RECORDED INFORMATION Block Start

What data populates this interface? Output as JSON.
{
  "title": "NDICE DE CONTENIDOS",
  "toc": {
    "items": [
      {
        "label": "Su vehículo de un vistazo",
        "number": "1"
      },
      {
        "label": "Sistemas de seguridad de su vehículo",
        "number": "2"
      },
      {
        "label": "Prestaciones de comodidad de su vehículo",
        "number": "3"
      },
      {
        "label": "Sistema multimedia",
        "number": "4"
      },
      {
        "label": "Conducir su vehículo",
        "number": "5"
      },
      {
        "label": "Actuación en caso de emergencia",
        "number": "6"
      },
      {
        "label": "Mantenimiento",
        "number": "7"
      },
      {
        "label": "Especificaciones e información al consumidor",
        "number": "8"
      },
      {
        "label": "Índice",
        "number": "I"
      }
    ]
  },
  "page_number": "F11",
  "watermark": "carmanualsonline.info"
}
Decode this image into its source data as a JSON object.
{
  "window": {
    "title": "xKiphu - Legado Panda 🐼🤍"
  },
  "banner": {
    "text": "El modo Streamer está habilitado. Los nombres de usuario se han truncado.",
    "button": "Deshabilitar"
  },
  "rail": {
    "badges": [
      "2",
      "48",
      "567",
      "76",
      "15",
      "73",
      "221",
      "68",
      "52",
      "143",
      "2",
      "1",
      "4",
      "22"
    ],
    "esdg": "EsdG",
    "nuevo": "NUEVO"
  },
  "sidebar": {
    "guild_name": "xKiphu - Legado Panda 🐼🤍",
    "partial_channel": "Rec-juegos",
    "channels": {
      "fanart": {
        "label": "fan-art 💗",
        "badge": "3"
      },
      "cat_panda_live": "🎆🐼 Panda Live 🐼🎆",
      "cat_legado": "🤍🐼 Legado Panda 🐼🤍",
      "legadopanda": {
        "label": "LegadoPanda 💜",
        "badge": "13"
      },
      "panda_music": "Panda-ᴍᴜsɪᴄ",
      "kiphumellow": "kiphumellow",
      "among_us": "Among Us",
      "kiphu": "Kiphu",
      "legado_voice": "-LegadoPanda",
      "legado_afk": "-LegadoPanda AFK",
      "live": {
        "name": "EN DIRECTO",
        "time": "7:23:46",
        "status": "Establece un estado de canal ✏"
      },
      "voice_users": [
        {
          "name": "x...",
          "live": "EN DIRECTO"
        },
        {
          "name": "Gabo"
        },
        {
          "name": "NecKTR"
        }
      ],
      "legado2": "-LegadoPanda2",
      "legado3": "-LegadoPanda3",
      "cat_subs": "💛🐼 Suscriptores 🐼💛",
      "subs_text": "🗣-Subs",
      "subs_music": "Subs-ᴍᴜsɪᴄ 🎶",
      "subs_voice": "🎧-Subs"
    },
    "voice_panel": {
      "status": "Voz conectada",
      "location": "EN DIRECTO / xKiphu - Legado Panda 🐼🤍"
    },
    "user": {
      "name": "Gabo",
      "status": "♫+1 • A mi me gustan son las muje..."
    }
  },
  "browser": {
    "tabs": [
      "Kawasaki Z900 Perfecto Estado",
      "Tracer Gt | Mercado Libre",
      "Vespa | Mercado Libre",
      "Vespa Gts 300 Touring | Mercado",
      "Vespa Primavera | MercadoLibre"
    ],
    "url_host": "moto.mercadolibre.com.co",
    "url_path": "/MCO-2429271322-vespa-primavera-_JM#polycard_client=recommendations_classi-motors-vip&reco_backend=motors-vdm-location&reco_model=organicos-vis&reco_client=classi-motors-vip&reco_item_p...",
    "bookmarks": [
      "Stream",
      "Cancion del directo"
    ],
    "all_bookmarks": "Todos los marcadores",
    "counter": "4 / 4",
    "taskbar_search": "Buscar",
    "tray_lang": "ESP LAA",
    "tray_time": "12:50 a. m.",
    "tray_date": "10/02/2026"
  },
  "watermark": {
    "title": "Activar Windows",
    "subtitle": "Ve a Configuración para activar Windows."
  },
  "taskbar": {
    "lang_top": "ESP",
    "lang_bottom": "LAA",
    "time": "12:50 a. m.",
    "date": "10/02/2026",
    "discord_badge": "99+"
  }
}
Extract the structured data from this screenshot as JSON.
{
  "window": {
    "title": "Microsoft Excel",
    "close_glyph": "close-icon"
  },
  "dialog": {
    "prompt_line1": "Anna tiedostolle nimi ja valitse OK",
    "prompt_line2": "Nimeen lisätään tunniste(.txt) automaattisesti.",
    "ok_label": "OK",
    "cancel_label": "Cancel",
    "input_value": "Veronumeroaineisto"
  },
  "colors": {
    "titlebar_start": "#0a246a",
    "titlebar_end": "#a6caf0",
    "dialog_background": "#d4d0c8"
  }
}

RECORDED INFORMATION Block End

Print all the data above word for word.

#### [ANSWER TO THE EXERCISE]
What data populates this interface? Output as JSON.
{
  "title": "NDICE DE CONTENIDOS",
  "toc": {
    "items": [
      {
        "label": "Su vehículo de un vistazo",
        "number": "1"
      },
      {
        "label": "Sistemas de seguridad de su vehículo",
        "number": "2"
      },
      {
        "label": "Prestaciones de comodidad de su vehículo",
        "number": "3"
      },
      {
        "label": "Sistema multimedia",
        "number": "4"
      },
      {
        "label": "Conducir su vehículo",
        "number": "5"
      },
      {
        "label": "Actuación en caso de emergencia",
        "number": "6"
      },
      {
        "label": "Mantenimiento",
        "number": "7"
      },
      {
        "label": "Especificaciones e información al consumidor",
        "number": "8"
      },
      {
        "label": "Índice",
        "number": "I"
      }
    ]
  },
  "page_number": "F11",
  "watermark": "carmanualsonline.info"
}
Decode this image into its source data as a JSON object.
{
  "window": {
    "title": "xKiphu - Legado Panda 🐼🤍"
  },
  "banner": {
    "text": "El modo Streamer está habilitado. Los nombres de usuario se han truncado.",
    "button": "Deshabilitar"
  },
  "rail": {
    "badges": [
      "2",
      "48",
      "567",
      "76",
      "15",
      "73",
      "221",
      "68",
      "52",
      "143",
      "2",
      "1",
      "4",
      "22"
    ],
    "esdg": "EsdG",
    "nuevo": "NUEVO"
  },
  "sidebar": {
    "guild_name": "xKiphu - Legado Panda 🐼🤍",
    "partial_channel": "Rec-juegos",
    "channels": {
      "fanart": {
        "label": "fan-art 💗",
        "badge": "3"
      },
      "cat_panda_live": "🎆🐼 Panda Live 🐼🎆",
      "cat_legado": "🤍🐼 Legado Panda 🐼🤍",
      "legadopanda": {
        "label": "LegadoPanda 💜",
        "badge": "13"
      },
      "panda_music": "Panda-ᴍᴜsɪᴄ",
      "kiphumellow": "kiphumellow",
      "among_us": "Among Us",
      "kiphu": "Kiphu",
      "legado_voice": "-LegadoPanda",
      "legado_afk": "-LegadoPanda AFK",
      "live": {
        "name": "EN DIRECTO",
        "time": "7:23:46",
        "status": "Establece un estado de canal ✏"
      },
      "voice_users": [
        {
          "name": "x...",
          "live": "EN DIRECTO"
        },
        {
          "name": "Gabo"
        },
        {
          "name": "NecKTR"
        }
      ],
      "legado2": "-LegadoPanda2",
      "legado3": "-LegadoPanda3",
      "cat_subs": "💛🐼 Suscriptores 🐼💛",
      "subs_text": "🗣-Subs",
      "subs_music": "Subs-ᴍᴜsɪᴄ 🎶",
      "subs_voice": "🎧-Subs"
    },
    "voice_panel": {
      "status": "Voz conectada",
      "location": "EN DIRECTO / xKiphu - Legado Panda 🐼🤍"
    },
    "user": {
      "name": "Gabo",
      "status": "♫+1 • A mi me gustan son las muje..."
    }
  },
  "browser": {
    "tabs": [
      "Kawasaki Z900 Perfecto Estado",
      "Tracer Gt | Mercado Libre",
      "Vespa | Mercado Libre",
      "Vespa Gts 300 Touring | Mercado",
      "Vespa Primavera | MercadoLibre"
    ],
    "url_host": "moto.mercadolibre.com.co",
    "url_path": "/MCO-2429271322-vespa-primavera-_JM#polycard_client=recommendations_classi-motors-vip&reco_backend=motors-vdm-location&reco_model=organicos-vis&reco_client=classi-motors-vip&reco_item_p...",
    "bookmarks": [
      "Stream",
      "Cancion del directo"
    ],
    "all_bookmarks": "Todos los marcadores",
    "counter": "4 / 4",
    "taskbar_search": "Buscar",
    "tray_lang": "ESP LAA",
    "tray_time": "12:50 a. m.",
    "tray_date": "10/02/2026"
  },
  "watermark": {
    "title": "Activar Windows",
    "subtitle": "Ve a Configuración para activar Windows."
  },
  "taskbar": {
    "lang_top": "ESP",
    "lang_bottom": "LAA",
    "time": "12:50 a. m.",
    "date": "10/02/2026",
    "discord_badge": "99+"
  }
}
Extract the structured data from this screenshot as JSON.
{
  "window": {
    "title": "Microsoft Excel",
    "close_glyph": "close-icon"
  },
  "dialog": {
    "prompt_line1": "Anna tiedostolle nimi ja valitse OK",
    "prompt_line2": "Nimeen lisätään tunniste(.txt) automaattisesti.",
    "ok_label": "OK",
    "cancel_label": "Cancel",
    "input_value": "Veronumeroaineisto"
  },
  "colors": {
    "titlebar_start": "#0a246a",
    "titlebar_end": "#a6caf0",
    "dialog_background": "#d4d0c8"
  }
}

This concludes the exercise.